Material for the task ::
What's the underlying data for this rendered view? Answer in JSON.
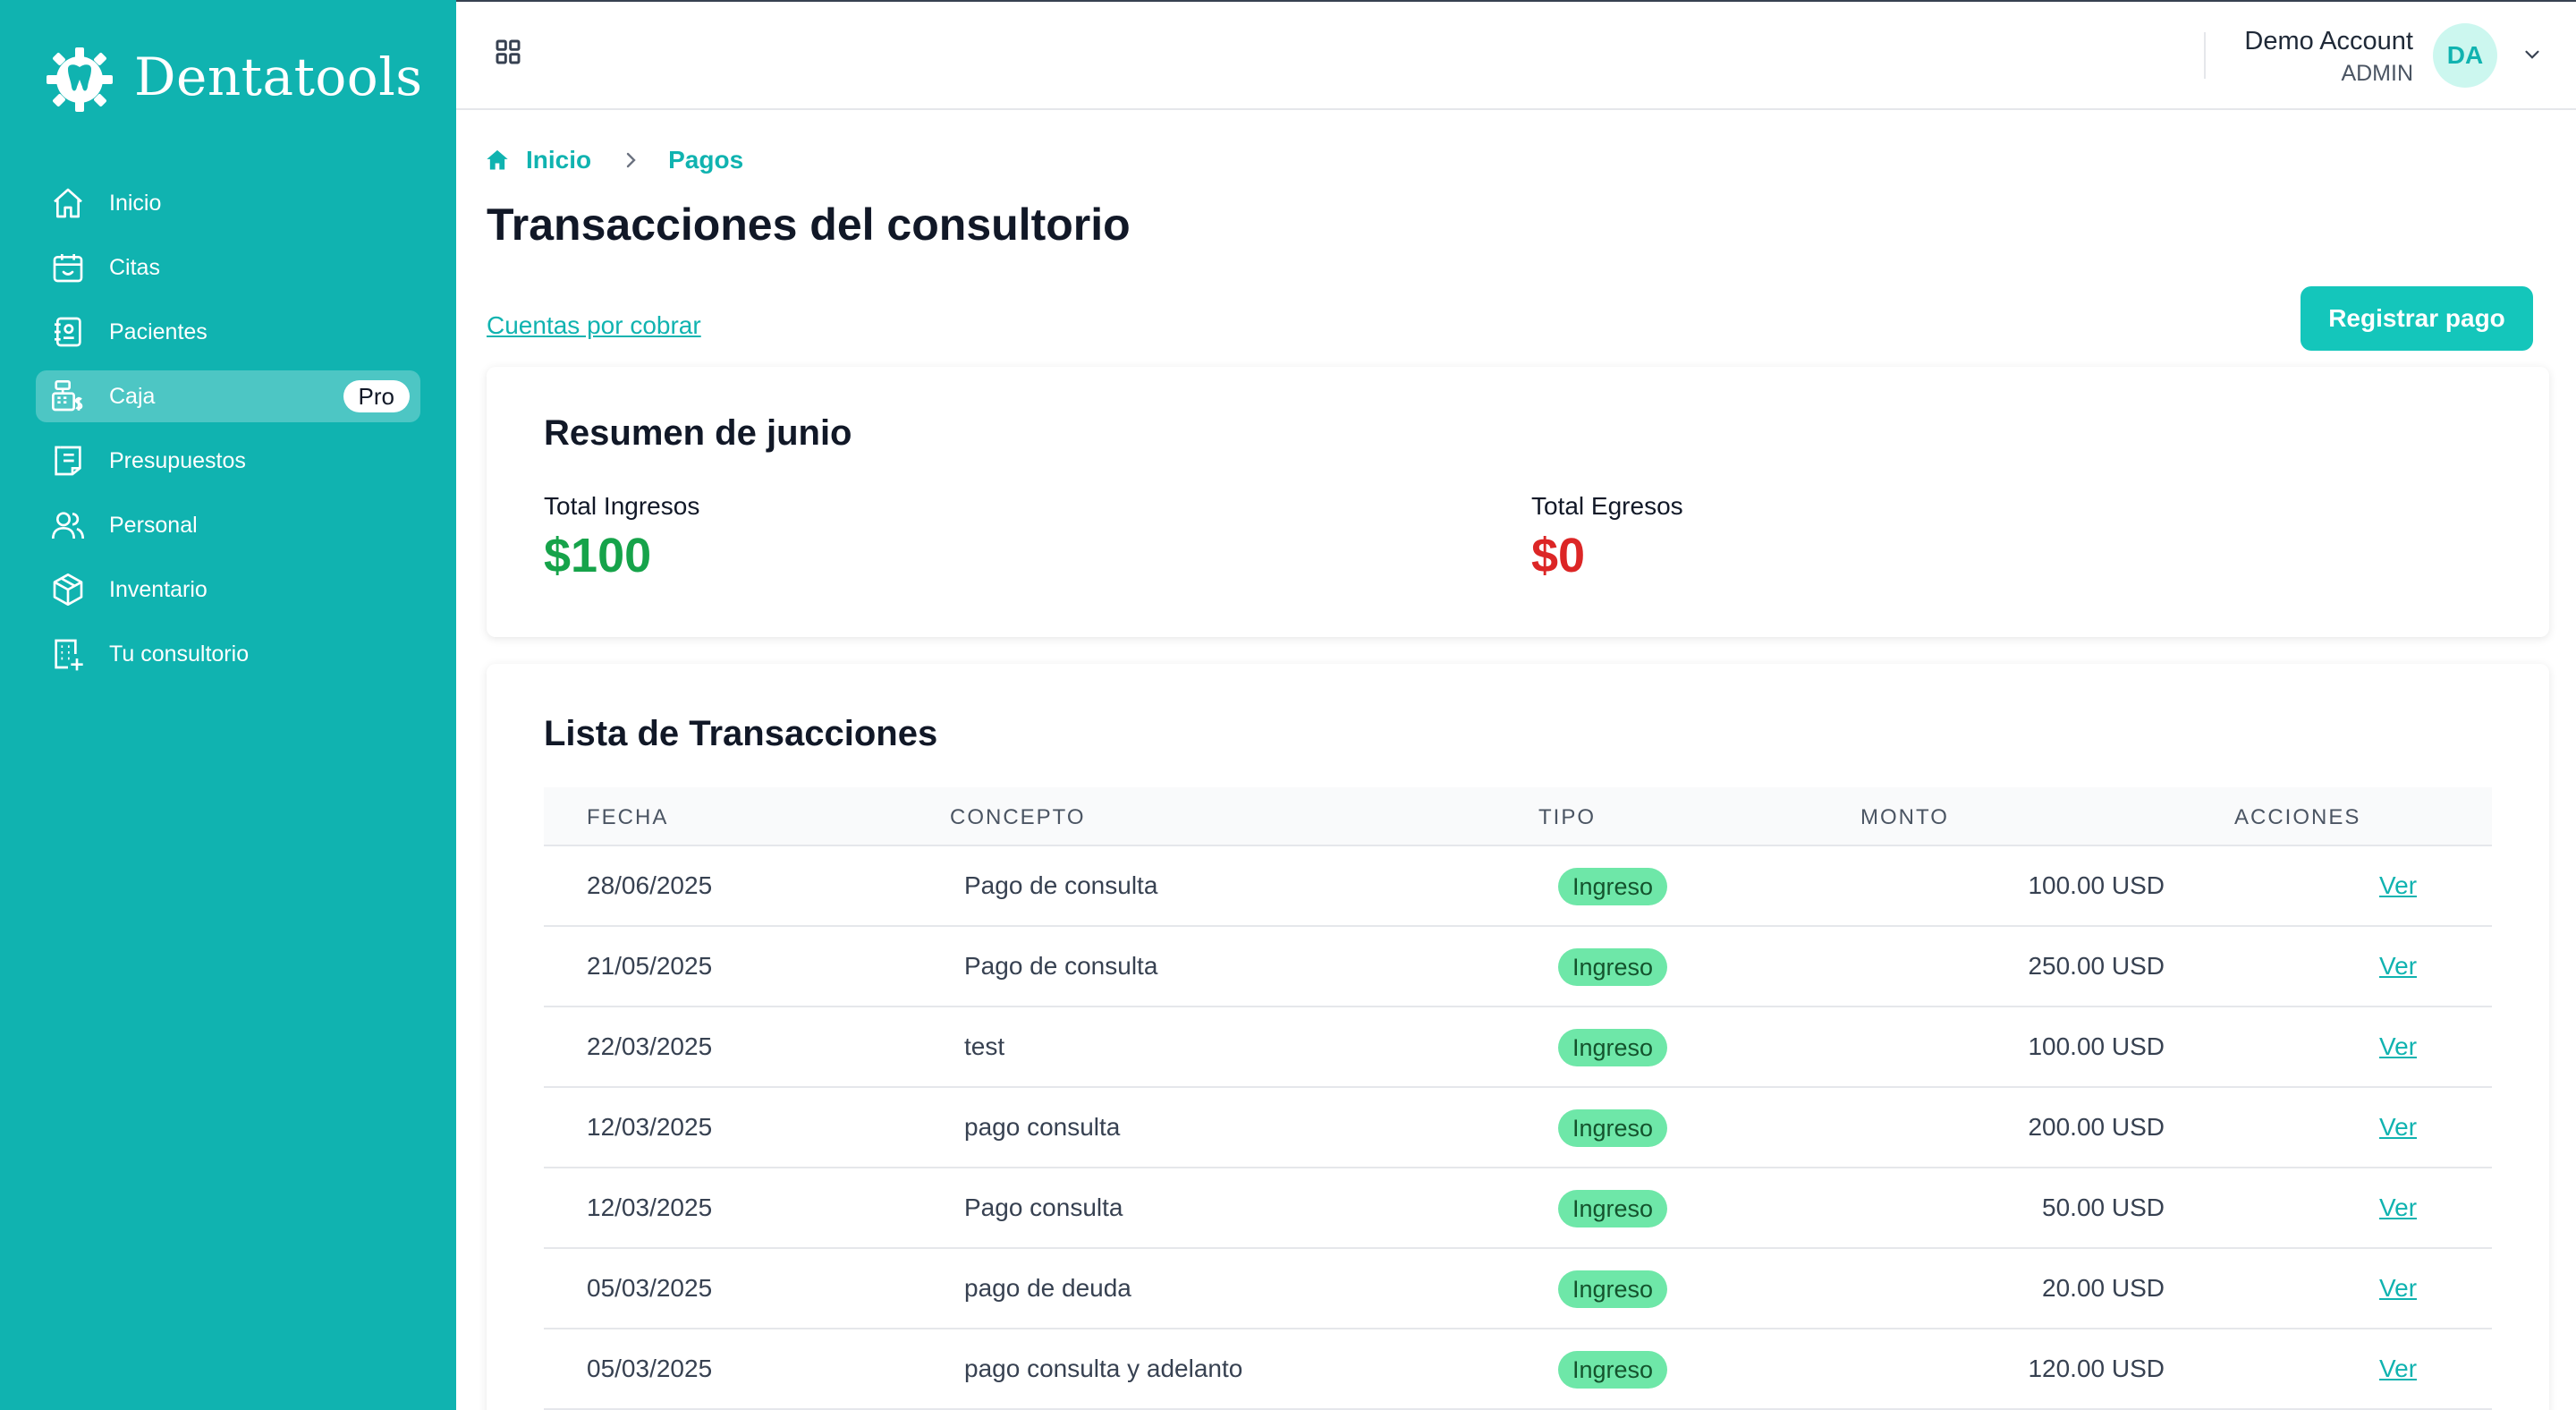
{
  "app": {
    "brand": "Dentatools",
    "brand_color": "#10b3b0"
  },
  "sidebar": {
    "items": [
      {
        "label": "Inicio",
        "icon": "home-icon"
      },
      {
        "label": "Citas",
        "icon": "calendar-icon"
      },
      {
        "label": "Pacientes",
        "icon": "patient-card-icon"
      },
      {
        "label": "Caja",
        "icon": "cash-register-icon",
        "badge": "Pro",
        "active": true
      },
      {
        "label": "Presupuestos",
        "icon": "document-icon"
      },
      {
        "label": "Personal",
        "icon": "users-icon"
      },
      {
        "label": "Inventario",
        "icon": "box-icon"
      },
      {
        "label": "Tu consultorio",
        "icon": "building-add-icon"
      }
    ]
  },
  "header": {
    "user_name": "Demo Account",
    "user_role": "ADMIN",
    "avatar_initials": "DA"
  },
  "breadcrumb": {
    "home": "Inicio",
    "current": "Pagos"
  },
  "page": {
    "title": "Transacciones del consultorio",
    "cuentas_link": "Cuentas por cobrar",
    "register_button": "Registrar pago"
  },
  "summary": {
    "title": "Resumen de junio",
    "income_label": "Total Ingresos",
    "income_value": "$100",
    "expense_label": "Total Egresos",
    "expense_value": "$0"
  },
  "transactions": {
    "title": "Lista de Transacciones",
    "columns": [
      "FECHA",
      "CONCEPTO",
      "TIPO",
      "MONTO",
      "ACCIONES"
    ],
    "rows": [
      {
        "fecha": "28/06/2025",
        "concepto": "Pago de consulta",
        "tipo": "Ingreso",
        "monto": "100.00 USD",
        "accion": "Ver"
      },
      {
        "fecha": "21/05/2025",
        "concepto": "Pago de consulta",
        "tipo": "Ingreso",
        "monto": "250.00 USD",
        "accion": "Ver"
      },
      {
        "fecha": "22/03/2025",
        "concepto": "test",
        "tipo": "Ingreso",
        "monto": "100.00 USD",
        "accion": "Ver"
      },
      {
        "fecha": "12/03/2025",
        "concepto": "pago consulta",
        "tipo": "Ingreso",
        "monto": "200.00 USD",
        "accion": "Ver"
      },
      {
        "fecha": "12/03/2025",
        "concepto": "Pago consulta",
        "tipo": "Ingreso",
        "monto": "50.00 USD",
        "accion": "Ver"
      },
      {
        "fecha": "05/03/2025",
        "concepto": "pago de deuda",
        "tipo": "Ingreso",
        "monto": "20.00 USD",
        "accion": "Ver"
      },
      {
        "fecha": "05/03/2025",
        "concepto": "pago consulta y adelanto",
        "tipo": "Ingreso",
        "monto": "120.00 USD",
        "accion": "Ver"
      }
    ]
  }
}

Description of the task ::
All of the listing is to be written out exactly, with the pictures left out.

Output below ::
What's the underlying data for this rendered view? Answer in JSON.
{
  "app": {
    "brand": "Dentatools",
    "brand_color": "#10b3b0"
  },
  "sidebar": {
    "items": [
      {
        "label": "Inicio",
        "icon": "home-icon"
      },
      {
        "label": "Citas",
        "icon": "calendar-icon"
      },
      {
        "label": "Pacientes",
        "icon": "patient-card-icon"
      },
      {
        "label": "Caja",
        "icon": "cash-register-icon",
        "badge": "Pro",
        "active": true
      },
      {
        "label": "Presupuestos",
        "icon": "document-icon"
      },
      {
        "label": "Personal",
        "icon": "users-icon"
      },
      {
        "label": "Inventario",
        "icon": "box-icon"
      },
      {
        "label": "Tu consultorio",
        "icon": "building-add-icon"
      }
    ]
  },
  "header": {
    "user_name": "Demo Account",
    "user_role": "ADMIN",
    "avatar_initials": "DA"
  },
  "breadcrumb": {
    "home": "Inicio",
    "current": "Pagos"
  },
  "page": {
    "title": "Transacciones del consultorio",
    "cuentas_link": "Cuentas por cobrar",
    "register_button": "Registrar pago"
  },
  "summary": {
    "title": "Resumen de junio",
    "income_label": "Total Ingresos",
    "income_value": "$100",
    "expense_label": "Total Egresos",
    "expense_value": "$0"
  },
  "transactions": {
    "title": "Lista de Transacciones",
    "columns": [
      "FECHA",
      "CONCEPTO",
      "TIPO",
      "MONTO",
      "ACCIONES"
    ],
    "rows": [
      {
        "fecha": "28/06/2025",
        "concepto": "Pago de consulta",
        "tipo": "Ingreso",
        "monto": "100.00 USD",
        "accion": "Ver"
      },
      {
        "fecha": "21/05/2025",
        "concepto": "Pago de consulta",
        "tipo": "Ingreso",
        "monto": "250.00 USD",
        "accion": "Ver"
      },
      {
        "fecha": "22/03/2025",
        "concepto": "test",
        "tipo": "Ingreso",
        "monto": "100.00 USD",
        "accion": "Ver"
      },
      {
        "fecha": "12/03/2025",
        "concepto": "pago consulta",
        "tipo": "Ingreso",
        "monto": "200.00 USD",
        "accion": "Ver"
      },
      {
        "fecha": "12/03/2025",
        "concepto": "Pago consulta",
        "tipo": "Ingreso",
        "monto": "50.00 USD",
        "accion": "Ver"
      },
      {
        "fecha": "05/03/2025",
        "concepto": "pago de deuda",
        "tipo": "Ingreso",
        "monto": "20.00 USD",
        "accion": "Ver"
      },
      {
        "fecha": "05/03/2025",
        "concepto": "pago consulta y adelanto",
        "tipo": "Ingreso",
        "monto": "120.00 USD",
        "accion": "Ver"
      }
    ]
  }
}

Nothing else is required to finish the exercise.